Imagine you’ve lived in a beautiful, spacious, ten-room home for a long time. However, from the outset you were allowed to inhabit only three of the ten rooms. As part of your lease/purchase contract, you were assured that you would eventually control the entire house. In the meantime, you are allowed to visit the other rooms, not to live there; you can't stay there or put any of your stuff there. These rooms include beautiful pieces of art and artifacts, refrigerators stocked with food, tool closets, a recreation room, and a library and computer room used by your children to do schoolwork.
A distant landlord controls your use of these rooms. He’s given you a long list of complicated and ever-changing rules and restrictions. Sometimes he returns your calls—but not often. He’s polite; he says he’ll consider your point of view. On rare occasions, he liberalizes his restrictions. More often he just randomly restricts access to the refrigerators and closets. Worst of all, your children’s access to the library and computer room is limited and uncertain. You complain that his new rules don’t make sense, put undue burdens on your family, and inhibit your children’s ability to learn and excel in school. But you’re ultimately subject to your landlord’s whim.
You’re told you can’t inhabit the other seven rooms in your house, in part, because the artifacts and tools are unique and precious. They are too precious to be entrusted to you, and that's why the landlord hasn't turned them over.
Ironically, your neighbor got the same size house, around the same time as you, under the same terms. In the beginning his family was also limited to just a few rooms, but over time, as the initial agreement indicated, the previous owner allowed the family to expand into the additional rooms and turned everything over to them. The neighbor now owns the rooms outright and has the full use of them, subject only to the promise to maintain certain treasures and artifacts as he received them.

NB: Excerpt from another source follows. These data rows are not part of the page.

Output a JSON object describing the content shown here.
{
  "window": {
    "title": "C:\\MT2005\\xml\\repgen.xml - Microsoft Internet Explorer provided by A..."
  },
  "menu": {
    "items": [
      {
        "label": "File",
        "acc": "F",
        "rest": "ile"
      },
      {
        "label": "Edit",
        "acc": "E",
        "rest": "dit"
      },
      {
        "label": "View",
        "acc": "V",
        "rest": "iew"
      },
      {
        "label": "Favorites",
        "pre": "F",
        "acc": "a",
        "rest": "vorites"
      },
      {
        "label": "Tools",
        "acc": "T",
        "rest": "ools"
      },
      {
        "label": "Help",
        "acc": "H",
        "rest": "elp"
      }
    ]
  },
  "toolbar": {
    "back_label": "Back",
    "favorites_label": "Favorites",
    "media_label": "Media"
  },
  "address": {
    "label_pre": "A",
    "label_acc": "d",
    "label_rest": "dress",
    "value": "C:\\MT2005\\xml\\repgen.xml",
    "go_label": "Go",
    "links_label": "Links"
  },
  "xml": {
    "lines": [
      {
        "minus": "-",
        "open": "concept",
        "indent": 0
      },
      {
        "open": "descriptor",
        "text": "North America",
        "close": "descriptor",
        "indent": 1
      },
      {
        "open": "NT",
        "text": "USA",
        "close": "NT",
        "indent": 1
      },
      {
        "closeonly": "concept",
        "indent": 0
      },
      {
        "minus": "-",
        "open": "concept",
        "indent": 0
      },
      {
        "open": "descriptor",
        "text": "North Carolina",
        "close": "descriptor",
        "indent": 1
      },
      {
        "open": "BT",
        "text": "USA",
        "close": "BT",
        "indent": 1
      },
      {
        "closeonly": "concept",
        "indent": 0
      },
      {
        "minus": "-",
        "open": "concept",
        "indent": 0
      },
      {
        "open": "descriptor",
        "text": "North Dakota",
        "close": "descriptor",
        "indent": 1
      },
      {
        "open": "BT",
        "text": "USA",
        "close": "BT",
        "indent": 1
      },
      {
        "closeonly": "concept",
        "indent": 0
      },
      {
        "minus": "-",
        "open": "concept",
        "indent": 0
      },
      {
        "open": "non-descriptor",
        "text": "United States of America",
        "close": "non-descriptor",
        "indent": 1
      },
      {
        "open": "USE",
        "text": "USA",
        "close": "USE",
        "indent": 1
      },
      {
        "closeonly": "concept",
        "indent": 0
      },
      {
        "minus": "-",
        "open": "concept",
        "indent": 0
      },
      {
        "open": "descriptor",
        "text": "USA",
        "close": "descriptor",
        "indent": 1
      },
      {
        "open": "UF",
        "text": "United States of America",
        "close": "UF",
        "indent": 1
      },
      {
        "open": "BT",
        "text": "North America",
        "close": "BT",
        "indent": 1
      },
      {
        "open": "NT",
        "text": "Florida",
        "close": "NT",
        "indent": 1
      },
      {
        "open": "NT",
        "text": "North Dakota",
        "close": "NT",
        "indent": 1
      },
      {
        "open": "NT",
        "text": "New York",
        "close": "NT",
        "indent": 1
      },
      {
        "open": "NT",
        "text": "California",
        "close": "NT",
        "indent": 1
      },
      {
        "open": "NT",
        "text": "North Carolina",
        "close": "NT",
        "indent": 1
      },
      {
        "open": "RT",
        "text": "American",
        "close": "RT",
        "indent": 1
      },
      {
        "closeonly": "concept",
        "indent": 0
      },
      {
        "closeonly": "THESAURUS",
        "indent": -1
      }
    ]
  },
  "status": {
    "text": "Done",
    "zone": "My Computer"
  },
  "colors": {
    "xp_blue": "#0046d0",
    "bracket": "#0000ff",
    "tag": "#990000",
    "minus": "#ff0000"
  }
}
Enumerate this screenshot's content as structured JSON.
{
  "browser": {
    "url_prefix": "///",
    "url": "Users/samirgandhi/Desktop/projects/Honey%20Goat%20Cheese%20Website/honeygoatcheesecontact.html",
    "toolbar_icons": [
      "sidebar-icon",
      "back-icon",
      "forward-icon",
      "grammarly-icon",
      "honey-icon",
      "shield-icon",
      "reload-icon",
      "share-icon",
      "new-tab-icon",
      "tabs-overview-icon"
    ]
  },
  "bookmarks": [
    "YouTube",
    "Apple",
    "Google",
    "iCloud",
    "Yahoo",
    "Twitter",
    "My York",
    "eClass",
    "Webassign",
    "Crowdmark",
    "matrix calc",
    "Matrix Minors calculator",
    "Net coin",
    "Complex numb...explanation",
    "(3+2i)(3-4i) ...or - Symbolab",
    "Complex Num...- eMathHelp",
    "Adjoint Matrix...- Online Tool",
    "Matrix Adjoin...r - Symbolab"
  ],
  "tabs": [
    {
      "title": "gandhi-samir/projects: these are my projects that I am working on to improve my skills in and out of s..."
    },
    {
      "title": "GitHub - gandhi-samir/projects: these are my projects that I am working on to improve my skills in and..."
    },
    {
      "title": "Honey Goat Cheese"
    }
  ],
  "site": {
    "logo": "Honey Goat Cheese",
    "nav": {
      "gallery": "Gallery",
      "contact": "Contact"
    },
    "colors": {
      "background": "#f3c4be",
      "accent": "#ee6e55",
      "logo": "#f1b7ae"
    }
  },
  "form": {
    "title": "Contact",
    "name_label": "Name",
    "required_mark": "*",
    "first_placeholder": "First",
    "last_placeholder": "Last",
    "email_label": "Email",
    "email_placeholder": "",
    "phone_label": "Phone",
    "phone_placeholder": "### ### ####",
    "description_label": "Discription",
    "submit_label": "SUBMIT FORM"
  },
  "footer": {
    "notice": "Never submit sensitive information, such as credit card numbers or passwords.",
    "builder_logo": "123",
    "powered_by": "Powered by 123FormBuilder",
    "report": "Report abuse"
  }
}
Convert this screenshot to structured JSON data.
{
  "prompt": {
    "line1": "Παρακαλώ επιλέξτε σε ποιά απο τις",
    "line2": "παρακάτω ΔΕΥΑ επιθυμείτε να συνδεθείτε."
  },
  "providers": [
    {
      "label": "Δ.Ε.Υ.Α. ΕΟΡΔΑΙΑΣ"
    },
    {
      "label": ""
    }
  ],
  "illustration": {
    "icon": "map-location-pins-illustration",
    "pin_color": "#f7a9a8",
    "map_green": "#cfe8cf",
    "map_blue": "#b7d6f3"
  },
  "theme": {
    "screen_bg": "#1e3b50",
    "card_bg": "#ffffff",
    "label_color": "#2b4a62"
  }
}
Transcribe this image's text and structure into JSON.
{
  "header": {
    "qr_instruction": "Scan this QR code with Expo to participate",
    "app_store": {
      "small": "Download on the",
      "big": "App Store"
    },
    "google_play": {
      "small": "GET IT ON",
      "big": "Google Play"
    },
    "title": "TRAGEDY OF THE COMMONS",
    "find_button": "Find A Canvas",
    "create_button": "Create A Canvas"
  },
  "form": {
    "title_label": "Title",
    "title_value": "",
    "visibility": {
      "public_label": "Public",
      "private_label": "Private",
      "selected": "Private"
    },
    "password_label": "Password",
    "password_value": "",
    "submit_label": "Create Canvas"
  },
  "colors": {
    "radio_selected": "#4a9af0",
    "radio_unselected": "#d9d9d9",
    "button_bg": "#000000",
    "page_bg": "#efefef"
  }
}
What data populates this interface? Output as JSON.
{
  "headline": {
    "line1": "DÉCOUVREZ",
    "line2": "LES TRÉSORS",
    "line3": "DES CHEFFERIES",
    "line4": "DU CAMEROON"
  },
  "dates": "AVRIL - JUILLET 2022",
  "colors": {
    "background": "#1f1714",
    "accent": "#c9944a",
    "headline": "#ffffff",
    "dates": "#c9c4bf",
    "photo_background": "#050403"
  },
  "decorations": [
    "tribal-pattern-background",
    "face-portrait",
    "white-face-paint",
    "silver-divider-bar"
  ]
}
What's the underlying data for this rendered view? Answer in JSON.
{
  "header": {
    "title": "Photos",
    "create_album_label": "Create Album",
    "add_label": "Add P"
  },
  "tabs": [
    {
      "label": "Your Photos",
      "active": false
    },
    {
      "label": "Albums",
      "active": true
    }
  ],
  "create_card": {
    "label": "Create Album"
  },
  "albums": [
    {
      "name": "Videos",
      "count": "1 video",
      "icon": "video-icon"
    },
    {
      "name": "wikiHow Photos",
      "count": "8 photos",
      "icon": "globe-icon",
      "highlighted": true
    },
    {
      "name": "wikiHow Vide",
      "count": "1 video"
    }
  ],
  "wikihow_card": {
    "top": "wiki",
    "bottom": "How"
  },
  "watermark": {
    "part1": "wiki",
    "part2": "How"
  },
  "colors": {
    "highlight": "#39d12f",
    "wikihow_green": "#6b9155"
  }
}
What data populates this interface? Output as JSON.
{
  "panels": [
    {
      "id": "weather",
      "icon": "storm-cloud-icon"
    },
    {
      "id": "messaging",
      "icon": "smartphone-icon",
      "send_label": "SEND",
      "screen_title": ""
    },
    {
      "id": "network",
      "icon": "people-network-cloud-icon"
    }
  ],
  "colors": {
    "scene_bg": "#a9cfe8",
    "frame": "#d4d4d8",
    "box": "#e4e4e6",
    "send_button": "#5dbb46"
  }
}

Tired of your polite appeals being ignored and out of patience, you finally tell the landlord it’s past time for you to get access to the remaining seven rooms in your house and you plan to move into the seven rooms by the end of the year, because that was your original agreement.
Like all analogies, this one is imperfect. But I believe it captures the essence of Utah’s current fight to claim control over what should be Utah’s land. For 116 years, we’ve been reduced to only 30 percent of our land, making it tough to support our education system which relies on property tax. Federal and Native American lands, which occupy 70 percent of our state, are not taxable. For example, Wayne County has only four percent privately-owned land to help fund schools. Compare that to eastern states which have little or no public lands and highly funded schools.
It’s time for Utah to move into the rest of its house.